Web page and app entries
☆ ☆ ☆

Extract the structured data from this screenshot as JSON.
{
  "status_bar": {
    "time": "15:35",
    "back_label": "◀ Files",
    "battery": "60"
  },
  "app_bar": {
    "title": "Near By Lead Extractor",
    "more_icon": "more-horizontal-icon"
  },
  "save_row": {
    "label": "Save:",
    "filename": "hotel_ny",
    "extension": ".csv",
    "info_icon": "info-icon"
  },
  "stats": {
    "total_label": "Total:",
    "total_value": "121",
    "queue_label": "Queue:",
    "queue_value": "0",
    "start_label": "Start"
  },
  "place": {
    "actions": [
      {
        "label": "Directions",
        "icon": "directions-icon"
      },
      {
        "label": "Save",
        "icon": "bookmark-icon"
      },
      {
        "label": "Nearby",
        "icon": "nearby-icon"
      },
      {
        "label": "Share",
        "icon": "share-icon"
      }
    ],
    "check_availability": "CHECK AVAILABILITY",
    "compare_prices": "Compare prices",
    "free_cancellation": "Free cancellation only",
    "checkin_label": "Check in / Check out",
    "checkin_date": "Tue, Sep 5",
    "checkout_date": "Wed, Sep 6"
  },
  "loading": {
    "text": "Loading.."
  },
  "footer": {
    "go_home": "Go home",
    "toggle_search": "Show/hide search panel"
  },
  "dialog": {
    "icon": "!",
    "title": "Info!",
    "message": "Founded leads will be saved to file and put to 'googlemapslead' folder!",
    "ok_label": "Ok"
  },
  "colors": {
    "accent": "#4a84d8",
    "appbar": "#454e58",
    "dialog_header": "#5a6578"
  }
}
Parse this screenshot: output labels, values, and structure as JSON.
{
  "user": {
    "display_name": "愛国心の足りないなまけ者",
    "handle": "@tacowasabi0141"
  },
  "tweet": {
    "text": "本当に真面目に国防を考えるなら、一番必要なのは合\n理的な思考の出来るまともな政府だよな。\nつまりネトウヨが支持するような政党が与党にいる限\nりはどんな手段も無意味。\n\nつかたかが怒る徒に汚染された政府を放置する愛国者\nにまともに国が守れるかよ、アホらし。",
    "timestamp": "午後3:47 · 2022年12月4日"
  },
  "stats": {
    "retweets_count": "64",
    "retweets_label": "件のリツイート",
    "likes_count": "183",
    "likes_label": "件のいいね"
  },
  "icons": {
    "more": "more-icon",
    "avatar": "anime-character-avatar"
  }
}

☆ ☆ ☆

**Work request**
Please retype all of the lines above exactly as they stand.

**Exercise answer**
Extract the structured data from this screenshot as JSON.
{
  "status_bar": {
    "time": "15:35",
    "back_label": "◀ Files",
    "battery": "60"
  },
  "app_bar": {
    "title": "Near By Lead Extractor",
    "more_icon": "more-horizontal-icon"
  },
  "save_row": {
    "label": "Save:",
    "filename": "hotel_ny",
    "extension": ".csv",
    "info_icon": "info-icon"
  },
  "stats": {
    "total_label": "Total:",
    "total_value": "121",
    "queue_label": "Queue:",
    "queue_value": "0",
    "start_label": "Start"
  },
  "place": {
    "actions": [
      {
        "label": "Directions",
        "icon": "directions-icon"
      },
      {
        "label": "Save",
        "icon": "bookmark-icon"
      },
      {
        "label": "Nearby",
        "icon": "nearby-icon"
      },
      {
        "label": "Share",
        "icon": "share-icon"
      }
    ],
    "check_availability": "CHECK AVAILABILITY",
    "compare_prices": "Compare prices",
    "free_cancellation": "Free cancellation only",
    "checkin_label": "Check in / Check out",
    "checkin_date": "Tue, Sep 5",
    "checkout_date": "Wed, Sep 6"
  },
  "loading": {
    "text": "Loading.."
  },
  "footer": {
    "go_home": "Go home",
    "toggle_search": "Show/hide search panel"
  },
  "dialog": {
    "icon": "!",
    "title": "Info!",
    "message": "Founded leads will be saved to file and put to 'googlemapslead' folder!",
    "ok_label": "Ok"
  },
  "colors": {
    "accent": "#4a84d8",
    "appbar": "#454e58",
    "dialog_header": "#5a6578"
  }
}
Parse this screenshot: output labels, values, and structure as JSON.
{
  "user": {
    "display_name": "愛国心の足りないなまけ者",
    "handle": "@tacowasabi0141"
  },
  "tweet": {
    "text": "本当に真面目に国防を考えるなら、一番必要なのは合\n理的な思考の出来るまともな政府だよな。\nつまりネトウヨが支持するような政党が与党にいる限\nりはどんな手段も無意味。\n\nつかたかが怒る徒に汚染された政府を放置する愛国者\nにまともに国が守れるかよ、アホらし。",
    "timestamp": "午後3:47 · 2022年12月4日"
  },
  "stats": {
    "retweets_count": "64",
    "retweets_label": "件のリツイート",
    "likes_count": "183",
    "likes_label": "件のいいね"
  },
  "icons": {
    "more": "more-icon",
    "avatar": "anime-character-avatar"
  }
}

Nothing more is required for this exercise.